Financial costs to build out the gaming spaces were not disclosed. But in the case of The Sony Experience, the club and Sony struck a supplemental agreement from their existing relationship that dates back more than a decade and includes title sponsorship to the Padres Hall of Fame.

“Having teams from Sony Electronics and Sony Interactive Entertainment based in San Diego made this a natural partnership,” said Asad Qizilbash, Sony Interactive Entertainment America vice president of marketing.

Jamie Leece, MLBAM vice president of games and VR strategy, said the Padres’ move to install “Home Run Derby VR” at Petco Park will be soon followed by a similar setup from the Arizona Diamondbacks, and then many more teams in 2018.

“We have at least 10 to 12 clubs showing significant interest in doing this, looking at it for next year,” Leece said.

The Carolina Panthers are the first NFL team to test retail lockers as a convenient way for fans to pick up merchandise ordered online.

Delaware North Sportservice, the team’s food and retail provider, has installed 23 lockers next to the team store outside Bank of America Stadium, plus 11 lockers inside the building. Apex Supply Chain Technologies, the firm producing the lockers and the technology behind them, branded the lockers in Panthers colors.

Fans ordering merchandise through the Panthers’ website are given locker pickup as an option on game day or non-game day. For those choosing the option, Sportservice delivers the order to a locker using a bar code, which the retail staff scans, sending a message to the Apex system. The system automatically opens the next available locker. After the merchandise is deposited in the locker, the Apex system sends an email to the customer with pickup instructions and a unique QR code plus a six-digit code. The customer can either scan the QR code or enter the code on the locker’s keypad.

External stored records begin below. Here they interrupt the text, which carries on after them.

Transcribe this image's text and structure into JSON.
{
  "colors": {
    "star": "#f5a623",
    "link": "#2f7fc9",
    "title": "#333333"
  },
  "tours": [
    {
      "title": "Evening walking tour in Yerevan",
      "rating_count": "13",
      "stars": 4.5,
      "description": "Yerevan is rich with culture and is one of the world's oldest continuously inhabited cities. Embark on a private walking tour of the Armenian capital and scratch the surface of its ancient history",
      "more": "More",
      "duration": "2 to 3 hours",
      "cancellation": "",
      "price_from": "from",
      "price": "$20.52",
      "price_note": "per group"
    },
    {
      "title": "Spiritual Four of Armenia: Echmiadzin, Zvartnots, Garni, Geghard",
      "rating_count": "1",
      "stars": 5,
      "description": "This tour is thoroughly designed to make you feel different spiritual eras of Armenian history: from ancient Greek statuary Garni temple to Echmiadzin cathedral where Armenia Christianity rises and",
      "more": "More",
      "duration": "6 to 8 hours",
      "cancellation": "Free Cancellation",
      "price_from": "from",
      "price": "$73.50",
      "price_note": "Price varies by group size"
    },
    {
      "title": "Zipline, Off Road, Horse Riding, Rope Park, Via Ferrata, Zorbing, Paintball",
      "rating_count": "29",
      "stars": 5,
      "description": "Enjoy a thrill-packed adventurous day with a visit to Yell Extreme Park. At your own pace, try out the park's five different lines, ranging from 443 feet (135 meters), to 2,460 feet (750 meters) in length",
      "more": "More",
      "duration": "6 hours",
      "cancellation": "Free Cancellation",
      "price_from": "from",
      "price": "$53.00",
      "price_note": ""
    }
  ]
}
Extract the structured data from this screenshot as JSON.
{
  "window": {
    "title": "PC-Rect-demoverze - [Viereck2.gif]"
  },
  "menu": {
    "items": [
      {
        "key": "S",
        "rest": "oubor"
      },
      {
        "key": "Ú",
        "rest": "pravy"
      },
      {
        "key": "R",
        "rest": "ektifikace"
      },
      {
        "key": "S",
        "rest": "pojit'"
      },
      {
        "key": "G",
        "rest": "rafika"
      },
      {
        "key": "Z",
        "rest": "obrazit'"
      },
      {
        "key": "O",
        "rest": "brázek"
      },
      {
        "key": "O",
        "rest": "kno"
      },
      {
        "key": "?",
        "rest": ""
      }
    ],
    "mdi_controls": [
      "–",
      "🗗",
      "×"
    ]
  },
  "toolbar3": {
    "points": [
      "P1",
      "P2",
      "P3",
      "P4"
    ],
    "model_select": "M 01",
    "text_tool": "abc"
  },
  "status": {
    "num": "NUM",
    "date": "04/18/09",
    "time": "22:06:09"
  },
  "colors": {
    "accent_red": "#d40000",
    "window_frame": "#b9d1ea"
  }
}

The lockers allow fans to pick up their purchases inside or outside the stadium.
Sportservice installed the lockers in late July and more than 120 orders were picked up through the system in the first month of operation, said Steve Roznow-ski, e-commerce manager. Many orders have been picked up after the team store closes at 4 p.m., he said. There is no additional charge to use the locker delivery.

Parking is restricted around the stadium, and for a growing number of people living and working in uptown Charlotte, the lockers give them the flexibility to pick up orders after they get off work, said Todd Smoots, Sportservice’s on-site general manager.

Sportservice added the Apex lockers in Charlotte shortly before testing the same technology for food pickup at Great American Ball Park in Cincinnati. At the Reds’ ballpark, the system flows through MLB’s Ballpark mobile application. Branded as Ballpark Express, it went live on Sept. 4, said Chuck Thompson, Apex’s vice president of sales for real-time retail.

Separately, Aramark will use Apex lockers for in-arena retail pickup at Wells Fargo Center this fall after first testing them last season for Flyers and Sixers games in Philadelphia.